[Records from a data collection]
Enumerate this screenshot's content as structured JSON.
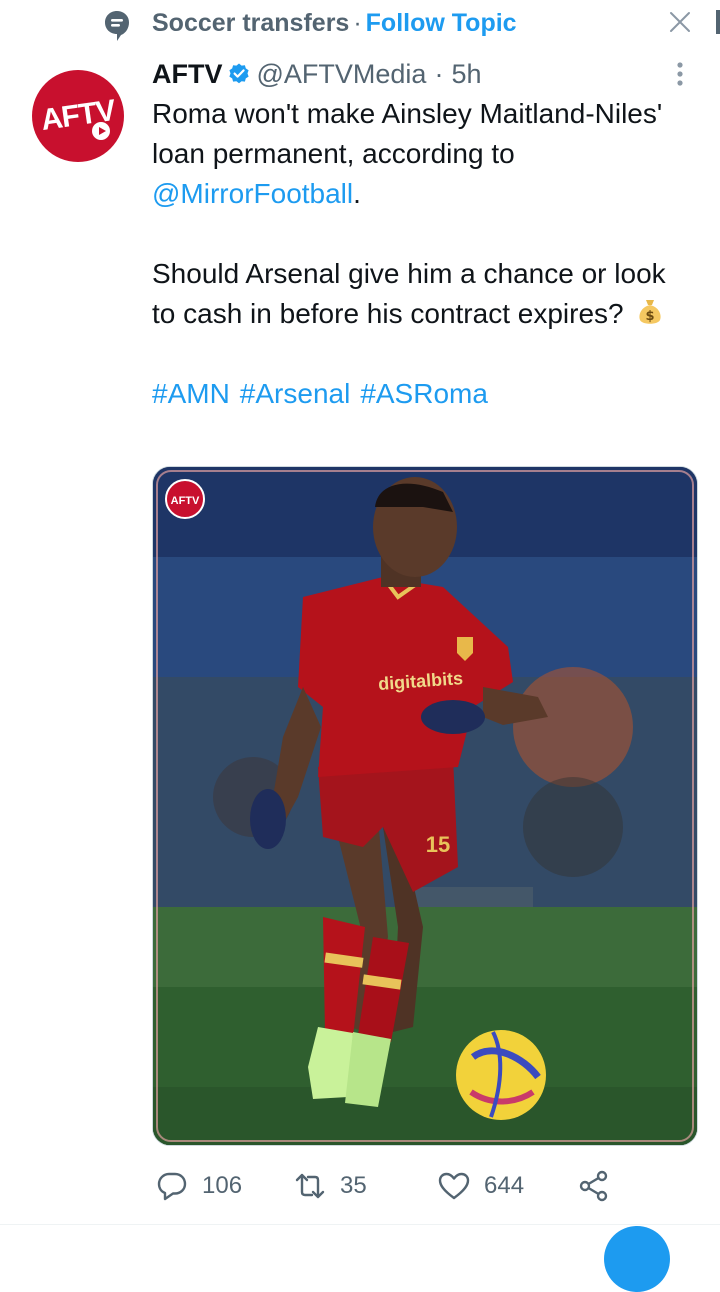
{
  "topic": {
    "icon": "topic-speech-icon",
    "name": "Soccer transfers",
    "separator": "·",
    "follow_label": "Follow Topic",
    "dismiss_icon": "close-icon"
  },
  "tweet": {
    "avatar_text": "AFTV",
    "author_name": "AFTV",
    "verified": true,
    "handle": "@AFTVMedia",
    "dot": "·",
    "time": "5h",
    "more_icon": "more-vertical-icon",
    "line1_a": "Roma won't make Ainsley Maitland-Niles' loan permanent, according to ",
    "mention": "@MirrorFootball",
    "line1_b": ".",
    "line2": "Should Arsenal give him a chance or look to cash in before his contract expires?",
    "emoji": "money-bag-icon",
    "hashtags": [
      "#AMN",
      "#Arsenal",
      "#ASRoma"
    ],
    "media": {
      "watermark": "AFTV",
      "shirt_sponsor": "digitalbits",
      "shirt_number": "15"
    }
  },
  "actions": {
    "reply_count": "106",
    "retweet_count": "35",
    "like_count": "644"
  },
  "colors": {
    "accent": "#1d9bf0",
    "muted": "#536471",
    "brand_red": "#c8102e",
    "roma_red": "#b5121b"
  }
}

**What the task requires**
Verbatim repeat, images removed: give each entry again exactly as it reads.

**Written solution**
Enumerate this screenshot's content as structured JSON.
{
  "topic": {
    "icon": "topic-speech-icon",
    "name": "Soccer transfers",
    "separator": "·",
    "follow_label": "Follow Topic",
    "dismiss_icon": "close-icon"
  },
  "tweet": {
    "avatar_text": "AFTV",
    "author_name": "AFTV",
    "verified": true,
    "handle": "@AFTVMedia",
    "dot": "·",
    "time": "5h",
    "more_icon": "more-vertical-icon",
    "line1_a": "Roma won't make Ainsley Maitland-Niles' loan permanent, according to ",
    "mention": "@MirrorFootball",
    "line1_b": ".",
    "line2": "Should Arsenal give him a chance or look to cash in before his contract expires?",
    "emoji": "money-bag-icon",
    "hashtags": [
      "#AMN",
      "#Arsenal",
      "#ASRoma"
    ],
    "media": {
      "watermark": "AFTV",
      "shirt_sponsor": "digitalbits",
      "shirt_number": "15"
    }
  },
  "actions": {
    "reply_count": "106",
    "retweet_count": "35",
    "like_count": "644"
  },
  "colors": {
    "accent": "#1d9bf0",
    "muted": "#536471",
    "brand_red": "#c8102e",
    "roma_red": "#b5121b"
  }
}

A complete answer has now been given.